Important Jewels: Part II

Important Jewels: Part II

View full screen - View 1 of Lot 168. Diamond 'Zip Couture' Necklace, France.

Important Jewels from a Private Collection

Van Cleef & Arpels

Diamond 'Zip Couture' Necklace, France

Auction Closed

October 20, 04:07 PM GMT


300,000 - 400,000 USD

Lot Details


Designed as a long functional zipper, set throughout with round diamonds, the tassel further accented by baguette and square-cut diamonds.

  • Diamonds weighing a total of approximately 31.00 carats
  • Length 32 inches
  • Signed Van Cleef & Arpels, numbered JH006466
  • French assay and workshop marks, Swiss assay mark
  • 18 karat gold
  • Accompanied by a signed box and travel case
  • Accompanied by a Van Cleef & Arpels certificate of authenticity and gouache drawing

The Zip necklace is a marvel of skill and ingenuity, standing among the most iconic designs in the history of jewelry. Beginning in the 1930s, with the creation of the Ludo bracelet, Van Cleef & Arpels pushed the boundaries of the goldsmith’s art, acting as couturiers to devise jewels as supple as silk. By the 1940s, textile motifs poured forth from their workshops in the form of tassels, “lace” bows, ribbons, pompoms and wirework tulle. The culmination and magnum opus of this period of sartorial exploration was, of course, the Zip.

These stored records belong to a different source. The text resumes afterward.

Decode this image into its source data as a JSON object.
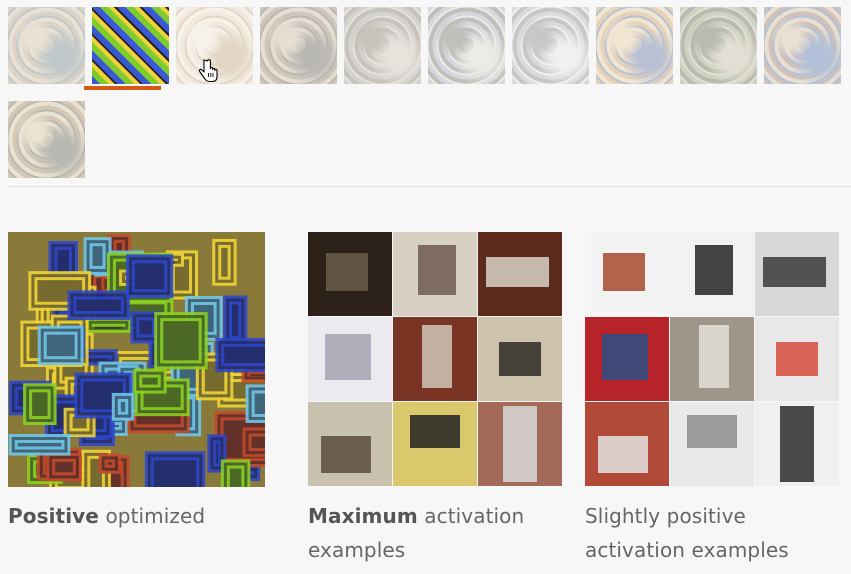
{
  "thumbnails": [
    {
      "name": "thumb-1",
      "colors": [
        "#b9a78d",
        "#7f8f93",
        "#d8c7a8"
      ]
    },
    {
      "name": "thumb-2",
      "colors": [
        "#3a57d6",
        "#7ecb2e",
        "#f2d23a"
      ],
      "selected": true
    },
    {
      "name": "thumb-3",
      "colors": [
        "#e9d8c0",
        "#c9ad86",
        "#f4ead9"
      ]
    },
    {
      "name": "thumb-4",
      "colors": [
        "#9e8c70",
        "#6f6a62",
        "#cfc1a6"
      ]
    },
    {
      "name": "thumb-5",
      "colors": [
        "#a7a7a3",
        "#d0cabc",
        "#8c8373"
      ]
    },
    {
      "name": "thumb-6",
      "colors": [
        "#a9b2bf",
        "#e0dccf",
        "#7e7a72"
      ]
    },
    {
      "name": "thumb-7",
      "colors": [
        "#b8b8b8",
        "#e6e6e6",
        "#8c8c8c"
      ]
    },
    {
      "name": "thumb-8",
      "colors": [
        "#cfa56e",
        "#6b7ea8",
        "#e8d1a5"
      ]
    },
    {
      "name": "thumb-9",
      "colors": [
        "#a0a57d",
        "#c9c2a8",
        "#6c715c"
      ]
    },
    {
      "name": "thumb-10",
      "colors": [
        "#a27f6e",
        "#5e7fb0",
        "#d7c3a4"
      ]
    },
    {
      "name": "thumb-11",
      "colors": [
        "#a88f62",
        "#6d6e62",
        "#d9c9a2"
      ]
    }
  ],
  "positive_optimized": {
    "caption_bold": "Positive",
    "caption_rest": " optimized",
    "colors": [
      "#2d46c9",
      "#89d021",
      "#f0d437",
      "#c24a2a",
      "#6fc5e8"
    ]
  },
  "maximum_activation": {
    "caption_bold": "Maximum",
    "caption_rest": " activation examples",
    "cells": [
      {
        "bg": "#2b2118",
        "fg": "#6b5a49"
      },
      {
        "bg": "#d7d0c3",
        "fg": "#6e5a4f"
      },
      {
        "bg": "#5b2a1c",
        "fg": "#d8d2c4"
      },
      {
        "bg": "#ece9ef",
        "fg": "#a6a2b2"
      },
      {
        "bg": "#7a3424",
        "fg": "#cfc7b8"
      },
      {
        "bg": "#cdc3ab",
        "fg": "#2d2a25"
      },
      {
        "bg": "#c7c1ae",
        "fg": "#5a4c3e"
      },
      {
        "bg": "#d9c96c",
        "fg": "#222222"
      },
      {
        "bg": "#a36a58",
        "fg": "#d8d8d8"
      }
    ]
  },
  "slightly_positive": {
    "caption_line1": "Slightly positive",
    "caption_line2": "activation examples",
    "cells": [
      {
        "bg": "#f4f4f4",
        "fg": "#a54a2c"
      },
      {
        "bg": "#f2f2f2",
        "fg": "#242424"
      },
      {
        "bg": "#d8d8d8",
        "fg": "#3a3a3a"
      },
      {
        "bg": "#b6242a",
        "fg": "#2a4f85"
      },
      {
        "bg": "#9e968a",
        "fg": "#e4e0d8"
      },
      {
        "bg": "#e8e8e8",
        "fg": "#d54b3c"
      },
      {
        "bg": "#b24a3a",
        "fg": "#e4e4e4"
      },
      {
        "bg": "#e9e9e9",
        "fg": "#8d8d8d"
      },
      {
        "bg": "#f0f0f0",
        "fg": "#2b2b2b"
      }
    ]
  }
}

The idea for the Zip is said to have originated with the Duchess of Windsor who, upon seeing zippers incorporated into clothing by Elsa Schiaparelli, asked Van Cleef’s creative director, Renée Puissant, to follow suit. With this, an eminently practical mechanism was transformed into a spectacular jewel, but only after 12 years of trial and error. The great irony stemming from the Zip's long journey from conception to completion (1938-1950) is that the Duchess never in fact owned one herself, perhaps due to the pleasant distraction provided by the many other extraordinary, one-of-a-kind jewels she regularly added to her collection.

Each Zip is emblematic of technical virtuosity and clear-minded exertion. As a result, only a limited number of them were made in the 1950s. Van Cleef & Arpels re-introduced the Zip in 2005, incorporating a greater variety of materials and adding fanciful twists to the original design. The process today is no less labor-intensive: the sapphire example worn by Margot Robbie at the 2015 Academy Awards was reported to have taken 600 hours to make. The similarly designed piece offered here affords a different kind of versatility, its attenuated form allowing for the links to be zipped to a great many levels with the additional benefit of the option to wear it in reverse, down the back. Both this and lot 120 exemplify the enduring legacy of great designs by Van Cleef & Arpels.